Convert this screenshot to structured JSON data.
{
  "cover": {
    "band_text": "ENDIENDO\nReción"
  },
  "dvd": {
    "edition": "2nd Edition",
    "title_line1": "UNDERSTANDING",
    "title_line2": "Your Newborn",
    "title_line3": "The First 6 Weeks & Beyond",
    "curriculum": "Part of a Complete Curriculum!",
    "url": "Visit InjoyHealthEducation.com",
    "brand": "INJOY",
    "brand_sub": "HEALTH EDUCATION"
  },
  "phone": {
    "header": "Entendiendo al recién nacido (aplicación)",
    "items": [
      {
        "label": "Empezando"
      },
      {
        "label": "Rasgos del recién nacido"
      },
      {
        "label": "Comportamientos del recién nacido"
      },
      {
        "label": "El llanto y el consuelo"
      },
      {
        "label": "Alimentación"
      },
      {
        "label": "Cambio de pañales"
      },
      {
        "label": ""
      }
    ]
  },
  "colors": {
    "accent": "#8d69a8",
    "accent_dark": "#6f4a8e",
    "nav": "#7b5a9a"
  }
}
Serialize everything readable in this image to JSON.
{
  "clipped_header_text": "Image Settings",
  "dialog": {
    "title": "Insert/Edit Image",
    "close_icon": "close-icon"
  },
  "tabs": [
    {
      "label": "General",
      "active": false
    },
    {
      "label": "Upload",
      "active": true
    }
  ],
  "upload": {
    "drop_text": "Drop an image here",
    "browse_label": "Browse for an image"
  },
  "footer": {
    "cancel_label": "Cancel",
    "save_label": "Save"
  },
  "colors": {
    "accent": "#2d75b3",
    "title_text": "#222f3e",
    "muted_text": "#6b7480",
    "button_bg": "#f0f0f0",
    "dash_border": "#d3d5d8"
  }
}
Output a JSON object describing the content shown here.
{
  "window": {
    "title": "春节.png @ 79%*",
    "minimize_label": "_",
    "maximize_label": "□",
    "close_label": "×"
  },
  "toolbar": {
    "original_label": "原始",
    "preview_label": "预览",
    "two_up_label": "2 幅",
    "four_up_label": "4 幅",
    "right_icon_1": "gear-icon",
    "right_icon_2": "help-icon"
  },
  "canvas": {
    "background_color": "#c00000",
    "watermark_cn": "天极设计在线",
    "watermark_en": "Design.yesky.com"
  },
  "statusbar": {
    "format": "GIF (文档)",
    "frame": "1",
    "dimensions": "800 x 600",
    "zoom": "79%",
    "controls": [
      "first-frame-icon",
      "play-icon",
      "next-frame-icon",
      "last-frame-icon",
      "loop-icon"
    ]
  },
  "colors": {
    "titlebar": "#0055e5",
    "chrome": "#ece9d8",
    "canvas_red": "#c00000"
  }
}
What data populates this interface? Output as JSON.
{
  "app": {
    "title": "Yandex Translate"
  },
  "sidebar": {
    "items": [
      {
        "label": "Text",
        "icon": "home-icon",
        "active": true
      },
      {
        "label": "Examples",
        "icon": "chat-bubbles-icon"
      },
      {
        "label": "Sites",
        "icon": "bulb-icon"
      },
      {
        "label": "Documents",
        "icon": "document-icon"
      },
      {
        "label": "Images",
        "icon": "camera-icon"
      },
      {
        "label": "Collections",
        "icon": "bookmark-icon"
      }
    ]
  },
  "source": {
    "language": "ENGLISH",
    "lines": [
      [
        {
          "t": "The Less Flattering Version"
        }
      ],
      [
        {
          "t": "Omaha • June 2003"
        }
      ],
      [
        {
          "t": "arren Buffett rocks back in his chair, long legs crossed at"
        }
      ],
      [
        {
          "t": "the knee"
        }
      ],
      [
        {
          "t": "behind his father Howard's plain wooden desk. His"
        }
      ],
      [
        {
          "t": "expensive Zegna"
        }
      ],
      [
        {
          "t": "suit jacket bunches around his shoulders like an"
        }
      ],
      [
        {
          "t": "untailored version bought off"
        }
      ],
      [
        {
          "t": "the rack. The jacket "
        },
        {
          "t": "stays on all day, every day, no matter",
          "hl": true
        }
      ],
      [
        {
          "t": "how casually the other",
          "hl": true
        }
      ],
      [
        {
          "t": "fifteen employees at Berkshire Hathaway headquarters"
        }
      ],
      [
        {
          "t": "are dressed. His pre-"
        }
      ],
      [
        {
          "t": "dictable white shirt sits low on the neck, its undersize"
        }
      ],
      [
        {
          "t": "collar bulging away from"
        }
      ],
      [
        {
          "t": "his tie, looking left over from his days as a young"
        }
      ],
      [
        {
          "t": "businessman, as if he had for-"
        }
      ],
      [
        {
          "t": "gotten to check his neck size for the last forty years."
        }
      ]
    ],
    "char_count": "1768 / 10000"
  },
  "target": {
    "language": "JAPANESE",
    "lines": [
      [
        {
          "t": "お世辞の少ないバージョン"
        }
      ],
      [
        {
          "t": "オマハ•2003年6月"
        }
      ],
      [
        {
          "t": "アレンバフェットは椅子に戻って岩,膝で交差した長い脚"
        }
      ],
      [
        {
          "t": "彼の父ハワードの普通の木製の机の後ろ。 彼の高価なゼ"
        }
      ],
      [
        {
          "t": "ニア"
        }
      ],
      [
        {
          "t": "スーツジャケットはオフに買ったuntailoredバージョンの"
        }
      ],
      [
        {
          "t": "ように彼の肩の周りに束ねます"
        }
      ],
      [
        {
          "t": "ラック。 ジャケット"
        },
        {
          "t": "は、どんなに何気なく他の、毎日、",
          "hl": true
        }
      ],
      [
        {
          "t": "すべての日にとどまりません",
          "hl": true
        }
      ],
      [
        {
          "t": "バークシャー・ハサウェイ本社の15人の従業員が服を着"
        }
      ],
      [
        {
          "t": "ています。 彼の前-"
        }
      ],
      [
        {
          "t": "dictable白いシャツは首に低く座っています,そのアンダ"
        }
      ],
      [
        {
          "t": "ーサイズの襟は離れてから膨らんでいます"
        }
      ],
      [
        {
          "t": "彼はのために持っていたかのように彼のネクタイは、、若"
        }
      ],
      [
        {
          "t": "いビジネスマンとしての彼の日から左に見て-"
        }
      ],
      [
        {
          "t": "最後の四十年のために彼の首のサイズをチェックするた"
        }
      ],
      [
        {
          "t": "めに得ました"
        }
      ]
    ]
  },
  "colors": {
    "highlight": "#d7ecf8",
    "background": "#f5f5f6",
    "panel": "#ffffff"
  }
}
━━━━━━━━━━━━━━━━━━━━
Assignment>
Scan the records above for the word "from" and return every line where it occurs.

Expected output>
          "t": "collar bulging away from"
          "t": "his tie, looking left over from his days as a young"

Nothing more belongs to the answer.